Like most aging apartment buildings, mine came with its quirks: an ironing board that folded out of the wall, a radiator that hissed and clanked in the night, a decades-old doorbell that emitted a sound I can only describe as that of a hungry, bleating goat. But what intrigued me the most was a recess in the wall outfitted with what appeared to be a slightly rusted old telephone — similar to one I remembered from the iconic phone call scene in “It’s a Wonderful Life.”
Made of a gray steel hardware, the box-shaped gadget was also equipped with an earpiece connected to a cord that could be removed from a small hook. On the front of the device was a button and a small speaker that probably hadn’t been used in decades.
Feeling curious about it, I asked my landlord, who shrugged and suggested I was probably right — that it was likely an antique mode of communication used by tenants during a time when they had to pick up the phone and speak with an operator in order to be connected with another party. But he also had a sneaking suspicion it might be an intercom system used by residents to speak with a guest waiting outside at the lobby, similar to the buzzers many modern apartments have today.
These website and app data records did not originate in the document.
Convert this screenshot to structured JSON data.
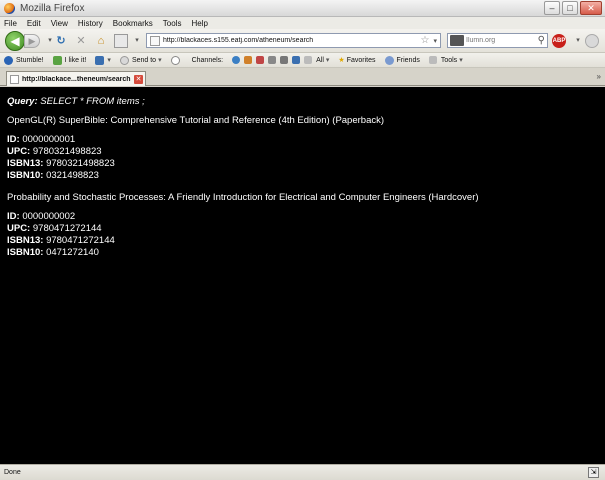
{
  "window": {
    "title": "Mozilla Firefox"
  },
  "menu": {
    "items": [
      "File",
      "Edit",
      "View",
      "History",
      "Bookmarks",
      "Tools",
      "Help"
    ]
  },
  "navbar": {
    "url": "http://blackaces.s155.eatj.com/atheneum/search",
    "search_placeholder": "Ilumn.org"
  },
  "stumblebar": {
    "stumble": "Stumble!",
    "like": "I like it!",
    "send_to": "Send to",
    "channels": "Channels:",
    "all": "All",
    "favorites": "Favorites",
    "friends": "Friends",
    "tools": "Tools"
  },
  "tab": {
    "label": "http://blackace...theneum/search"
  },
  "page": {
    "query_label": "Query:",
    "query_text": "SELECT * FROM items ;",
    "items": [
      {
        "title": "OpenGL(R) SuperBible: Comprehensive Tutorial and Reference (4th Edition) (Paperback)",
        "id_label": "ID:",
        "id": "0000000001",
        "upc_label": "UPC:",
        "upc": "9780321498823",
        "isbn13_label": "ISBN13:",
        "isbn13": "9780321498823",
        "isbn10_label": "ISBN10:",
        "isbn10": "0321498823"
      },
      {
        "title": "Probability and Stochastic Processes: A Friendly Introduction for Electrical and Computer Engineers (Hardcover)",
        "id_label": "ID:",
        "id": "0000000002",
        "upc_label": "UPC:",
        "upc": "9780471272144",
        "isbn13_label": "ISBN13:",
        "isbn13": "9780471272144",
        "isbn10_label": "ISBN10:",
        "isbn10": "0471272140"
      }
    ]
  },
  "status": {
    "text": "Done"
  }
}
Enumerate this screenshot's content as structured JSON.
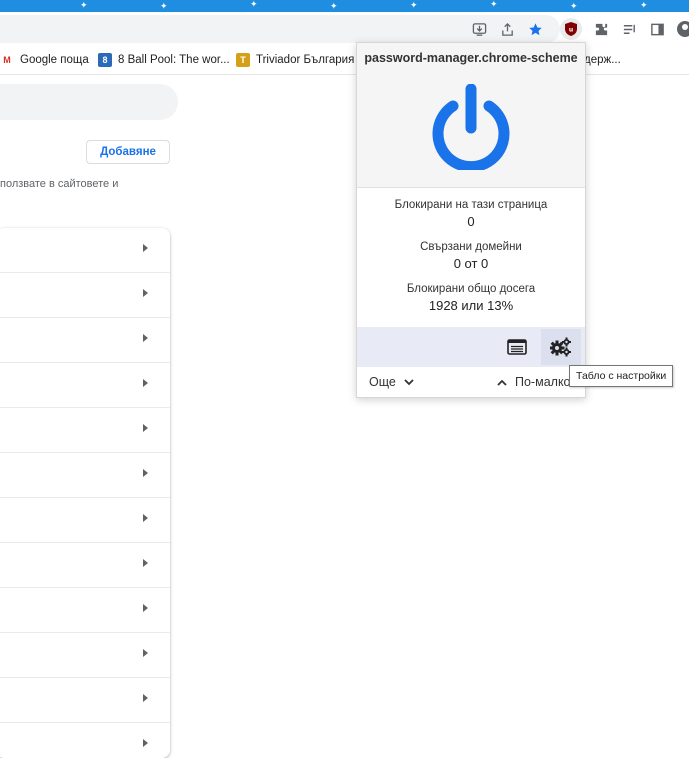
{
  "bookmarks": [
    {
      "label": "Google поща",
      "icon": "gmail-icon"
    },
    {
      "label": "8 Ball Pool: The wor...",
      "icon": "8ball-icon"
    },
    {
      "label": "Triviador България",
      "icon": "triviador-icon"
    },
    {
      "label": "держ...",
      "icon": ""
    }
  ],
  "page": {
    "add_button": "Добавяне",
    "description": "ползвате в сайтовете и",
    "rows": 12
  },
  "popup": {
    "domain": "password-manager.chrome-scheme",
    "power_color": "#1a73e8",
    "stats": [
      {
        "label": "Блокирани на тази страница",
        "value": "0"
      },
      {
        "label": "Свързани домейни",
        "value": "0 от 0"
      },
      {
        "label": "Блокирани общо досега",
        "value": "1928 или 13%"
      }
    ],
    "more": "Още",
    "less": "По-малко"
  },
  "tooltip": "Табло с настройки",
  "colors": {
    "tabstrip": "#1f8ee0",
    "accent": "#1a73e8",
    "ublock": "#800000"
  }
}
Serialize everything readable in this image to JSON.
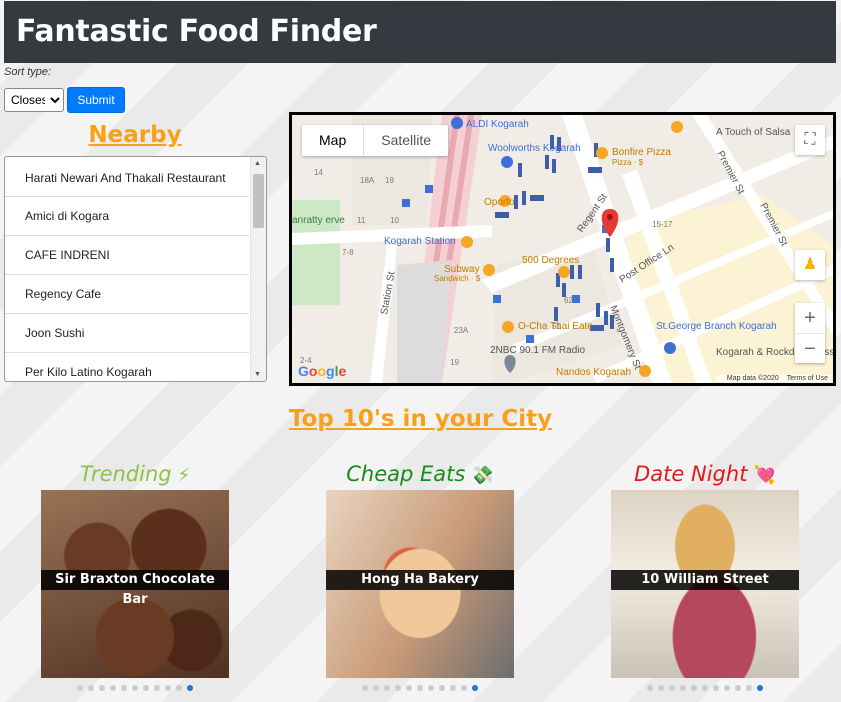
{
  "app": {
    "title": "Fantastic Food Finder"
  },
  "sort": {
    "label": "Sort type:",
    "selected": "Closest",
    "options": [
      "Closest"
    ],
    "submit_label": "Submit"
  },
  "nearby": {
    "title": "Nearby",
    "items": [
      "Harati Newari And Thakali Restaurant",
      "Amici di Kogara",
      "CAFE INDRENI",
      "Regency Cafe",
      "Joon Sushi",
      "Per Kilo Latino Kogarah"
    ]
  },
  "map": {
    "type_map": "Map",
    "type_satellite": "Satellite",
    "labels": {
      "aldi": "ALDI Kogarah",
      "woolworths": "Woolworths Kogarah",
      "bonfire": "Bonfire Pizza",
      "bonfire_sub": "Pizza · $",
      "touch": "A Touch of Salsa",
      "oporto": "Oporto",
      "station": "Kogarah Station",
      "subway": "Subway",
      "subway_sub": "Sandwich · $",
      "degrees": "500 Degrees",
      "ocha": "O-Cha Thai Eate",
      "radio": "2NBC 90.1 FM Radio",
      "nandos": "Nandos Kogarah",
      "stgeorge": "St.George Branch Kogarah",
      "kogarah_rock": "Kogarah & Rockdale Massage",
      "station_st": "Station St",
      "regent_st": "Regent St",
      "premier_st": "Premier St",
      "premier_st2": "Premier St",
      "montgomery": "Montgomery St",
      "post_office": "Post Office Ln",
      "reserve": "anratty erve"
    },
    "google": "Google",
    "map_data": "Map data ©2020",
    "terms": "Terms of Use"
  },
  "top10": {
    "title": "Top 10's in your City",
    "cards": [
      {
        "title": "Trending",
        "emoji": "⚡",
        "caption": "Sir Braxton Chocolate Bar",
        "color": "#8bc34a"
      },
      {
        "title": "Cheap Eats",
        "emoji": "💸",
        "caption": "Hong Ha Bakery",
        "color": "#1a8a1a"
      },
      {
        "title": "Date Night",
        "emoji": "💘",
        "caption": "10 William Street",
        "color": "#e01a1a"
      }
    ]
  }
}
In search of a concrete answer, I decided to reach out to Rick Prelinger, who is the co-founder of the Prelinger Library on 8th and Folsom, which contains an archival collection of 19th and 20th century ephemera, periodicals, maps and books.